Review: Tata vs Mistry by Deepali Gupta
Deepali Gupta’s book on the battle for Bombay House strives to get facts, figures, events and perspectives right
Senior financial editor Deepali Gupta’s maiden book is a humdinger. She euphemistically labels the story a mere “battle” but the reader, by page 10, is drawn into the cannon fire and surgical strikes of full-fledged warfare. The war zone bristled with deadly mines and any attempt to explore goings-on at the Tata Group headquarters, Bombay House, was risky at every step.
To start with, I wondered if Mistry deserved equal font and picture size with Tata on the book cover. Surely, very few people in non-business professions knew of him. I WhatsApped seven individuals across the world whom I trusted would obey my specific dictum to not find the answer via Google. My single stark question was “Who is Cyrus Mistry?” Except for a neurosurgeon in Switzerland who replied, “A Bollywood film star”, the others got it right. Two years after the war, Mistry scored 6:1 and deserves no snigger for low recognition value!
But to return to the book and its brave and adventurous author. Neither Tata nor Mistry “offered comment for the purposes of this book.”
Ratan Tata and his peers searched worldwide to find a successor when, at age 75 in 2012, he decided to retire as chairman of Tata Sons Ltd He remained the chairman of Tata Trusts Ltd that holds majority stake in Tata Sons. The global manhunt ended with the appointment of Mistry, only 47, and scion of a family known to the Tatas for generations. Handing over charge of the Group with annual revenue of approximately US$ 110 billion, Tata advised Mistry to “Be your own man. Be yourself.” It seems Mistry did follow Tata’s advice with consequences that led Deepali Gupta to writing this book once Mistry was voted out of chairmanship after three years, 10 months and seven days.
It is pointless for this review to carry salacious tidbits of how, when, why, and what went wrong. The entire meaty, juicy describe-life-as-it-comes narrative shorn of abstraction is Gupta’s bailiwick. Her research is extensive and thorough and she strives to get facts, figures, events and perspectives right.

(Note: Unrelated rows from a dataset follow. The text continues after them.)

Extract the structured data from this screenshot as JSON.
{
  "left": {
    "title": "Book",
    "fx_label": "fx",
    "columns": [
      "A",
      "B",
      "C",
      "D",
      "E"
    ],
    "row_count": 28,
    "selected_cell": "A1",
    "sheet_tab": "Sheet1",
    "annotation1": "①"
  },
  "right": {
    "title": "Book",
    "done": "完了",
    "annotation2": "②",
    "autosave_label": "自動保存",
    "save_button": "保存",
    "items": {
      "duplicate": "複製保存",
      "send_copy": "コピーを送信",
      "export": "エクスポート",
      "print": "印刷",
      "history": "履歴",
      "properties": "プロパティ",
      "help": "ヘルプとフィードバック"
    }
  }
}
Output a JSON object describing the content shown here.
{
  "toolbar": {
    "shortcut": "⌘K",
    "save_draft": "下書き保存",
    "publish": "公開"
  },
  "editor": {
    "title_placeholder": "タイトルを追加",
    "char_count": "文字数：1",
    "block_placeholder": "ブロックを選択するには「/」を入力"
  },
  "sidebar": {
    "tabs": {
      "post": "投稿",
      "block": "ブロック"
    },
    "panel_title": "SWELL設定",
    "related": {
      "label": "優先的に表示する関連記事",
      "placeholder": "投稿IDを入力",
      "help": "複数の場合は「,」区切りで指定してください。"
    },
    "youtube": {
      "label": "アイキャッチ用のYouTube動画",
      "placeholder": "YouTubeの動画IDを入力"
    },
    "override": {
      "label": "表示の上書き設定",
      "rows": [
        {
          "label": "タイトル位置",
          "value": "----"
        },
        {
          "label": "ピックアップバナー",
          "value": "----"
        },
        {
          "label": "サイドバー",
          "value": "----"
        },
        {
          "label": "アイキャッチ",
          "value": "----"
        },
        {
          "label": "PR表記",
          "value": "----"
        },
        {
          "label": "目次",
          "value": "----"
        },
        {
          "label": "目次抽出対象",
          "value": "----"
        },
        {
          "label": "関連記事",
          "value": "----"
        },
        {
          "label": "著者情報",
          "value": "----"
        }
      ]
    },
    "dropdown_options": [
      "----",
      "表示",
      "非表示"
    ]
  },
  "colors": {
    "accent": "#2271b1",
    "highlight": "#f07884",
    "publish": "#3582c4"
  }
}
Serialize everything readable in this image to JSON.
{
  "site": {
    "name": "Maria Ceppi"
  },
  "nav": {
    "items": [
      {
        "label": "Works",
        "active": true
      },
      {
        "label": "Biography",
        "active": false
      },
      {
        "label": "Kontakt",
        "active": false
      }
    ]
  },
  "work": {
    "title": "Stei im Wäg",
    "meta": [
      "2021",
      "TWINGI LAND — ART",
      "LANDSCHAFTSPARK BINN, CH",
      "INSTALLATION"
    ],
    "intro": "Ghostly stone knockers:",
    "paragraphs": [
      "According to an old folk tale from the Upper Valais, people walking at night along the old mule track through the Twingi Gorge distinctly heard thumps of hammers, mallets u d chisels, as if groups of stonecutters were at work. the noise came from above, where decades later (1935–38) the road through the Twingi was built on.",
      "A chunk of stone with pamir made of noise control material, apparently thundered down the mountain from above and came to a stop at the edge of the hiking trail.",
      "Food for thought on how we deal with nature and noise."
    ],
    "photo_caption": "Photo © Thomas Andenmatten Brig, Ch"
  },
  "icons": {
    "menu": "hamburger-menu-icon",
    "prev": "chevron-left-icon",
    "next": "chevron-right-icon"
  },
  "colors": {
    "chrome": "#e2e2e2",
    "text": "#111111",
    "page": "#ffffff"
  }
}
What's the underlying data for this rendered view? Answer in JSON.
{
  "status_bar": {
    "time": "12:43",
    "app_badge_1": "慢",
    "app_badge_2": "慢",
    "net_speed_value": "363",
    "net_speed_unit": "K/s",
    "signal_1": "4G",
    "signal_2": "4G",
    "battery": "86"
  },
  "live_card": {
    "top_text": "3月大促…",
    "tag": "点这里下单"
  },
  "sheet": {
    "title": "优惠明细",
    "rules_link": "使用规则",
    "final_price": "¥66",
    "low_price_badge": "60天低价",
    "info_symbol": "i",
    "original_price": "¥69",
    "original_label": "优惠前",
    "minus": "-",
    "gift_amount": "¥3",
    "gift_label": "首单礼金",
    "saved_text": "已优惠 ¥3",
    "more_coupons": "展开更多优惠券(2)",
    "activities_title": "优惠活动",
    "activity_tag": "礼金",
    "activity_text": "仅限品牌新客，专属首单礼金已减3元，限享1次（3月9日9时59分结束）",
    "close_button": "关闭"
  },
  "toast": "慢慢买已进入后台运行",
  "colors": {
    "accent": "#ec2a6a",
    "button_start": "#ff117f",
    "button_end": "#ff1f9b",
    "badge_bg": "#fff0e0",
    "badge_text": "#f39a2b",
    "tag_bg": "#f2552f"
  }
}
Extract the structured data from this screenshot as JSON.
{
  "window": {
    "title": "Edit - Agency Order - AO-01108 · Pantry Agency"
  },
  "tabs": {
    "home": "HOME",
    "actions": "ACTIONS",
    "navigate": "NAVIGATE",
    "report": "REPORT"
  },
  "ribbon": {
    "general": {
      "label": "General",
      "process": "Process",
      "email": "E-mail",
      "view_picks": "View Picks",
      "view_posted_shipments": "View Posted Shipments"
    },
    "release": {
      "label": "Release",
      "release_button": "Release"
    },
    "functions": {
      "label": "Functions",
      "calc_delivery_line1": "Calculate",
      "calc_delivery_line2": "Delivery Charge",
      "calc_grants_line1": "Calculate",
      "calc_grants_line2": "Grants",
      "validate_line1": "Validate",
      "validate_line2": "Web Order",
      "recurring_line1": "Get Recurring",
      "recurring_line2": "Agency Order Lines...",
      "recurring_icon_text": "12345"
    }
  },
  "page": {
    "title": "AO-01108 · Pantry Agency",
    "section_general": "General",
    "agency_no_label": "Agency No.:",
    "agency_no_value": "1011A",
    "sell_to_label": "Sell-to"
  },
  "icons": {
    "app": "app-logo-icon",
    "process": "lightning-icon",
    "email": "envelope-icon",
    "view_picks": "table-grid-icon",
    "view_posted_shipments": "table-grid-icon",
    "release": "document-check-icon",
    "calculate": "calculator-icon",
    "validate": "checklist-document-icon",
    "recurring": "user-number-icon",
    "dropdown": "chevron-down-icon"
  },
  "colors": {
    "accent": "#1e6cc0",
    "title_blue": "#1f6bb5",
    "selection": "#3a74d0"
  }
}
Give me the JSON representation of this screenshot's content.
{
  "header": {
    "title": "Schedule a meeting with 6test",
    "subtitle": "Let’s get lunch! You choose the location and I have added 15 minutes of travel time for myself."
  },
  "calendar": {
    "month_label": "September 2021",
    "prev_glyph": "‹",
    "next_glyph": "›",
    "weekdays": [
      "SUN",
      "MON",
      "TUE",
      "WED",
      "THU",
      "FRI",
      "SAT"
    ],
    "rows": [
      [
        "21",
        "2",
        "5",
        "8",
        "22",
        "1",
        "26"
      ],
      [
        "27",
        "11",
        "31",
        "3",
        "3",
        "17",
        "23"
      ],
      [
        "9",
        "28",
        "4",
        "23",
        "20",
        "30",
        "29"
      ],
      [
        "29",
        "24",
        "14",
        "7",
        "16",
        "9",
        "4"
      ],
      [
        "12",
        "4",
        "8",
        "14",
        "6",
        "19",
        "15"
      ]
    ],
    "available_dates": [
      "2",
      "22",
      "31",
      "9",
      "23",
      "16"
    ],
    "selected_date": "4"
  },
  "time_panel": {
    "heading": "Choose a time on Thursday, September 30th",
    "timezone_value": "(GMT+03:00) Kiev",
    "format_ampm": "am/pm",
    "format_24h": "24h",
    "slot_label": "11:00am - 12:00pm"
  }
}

Her reconstruction definitely has the virtue of rectitude.
Apparently, Mistry discovered lots of sins in the running of the holding company. Many of these went beyond the level of Tata Sons and involved its owner Tata Trusts. Ratan Tata chaired the latter; ipso facto, it must mean that over the years, he had aided and abetted the sins. Mistry sued Tata. His affidavit ran to some 900 pages. Short of manslaughter, scores of charges were hurled at Tata for corruption, corporate misgovernance, pursuing misconceived business plans for personal benefit, favouring friends at company cost, misusing the Trusts to stymie Mistry’s policies, opaque investments by RNT Associates, Tata’s vehicle for personal investments, insider trading and so on and on. Courtrooms were packed with teams of India’s top lawyers. There is no safe guess on the cost of litigation.
On judgment day, Mistry was in for a shock. The order was 400 pages long. The judges thought the suit was motivated by personal hurt. They opined that Tata was in the clear while Mistry was wrong to pursue court action. One of the obiter dicta said Mistry was an employee. An angry employee no doubt. A portion of the judgment praised the work of the Tata Group and Tata Trusts.
The case was dismissed.
Mistry has challenged the decision in the appellate court. Currently the appeal is ongoing. Possibly its result will determine who will head the House of Tata. That’s when Gupta might write the sequel.
Sujoy Gupta is business historian and corporate biographer.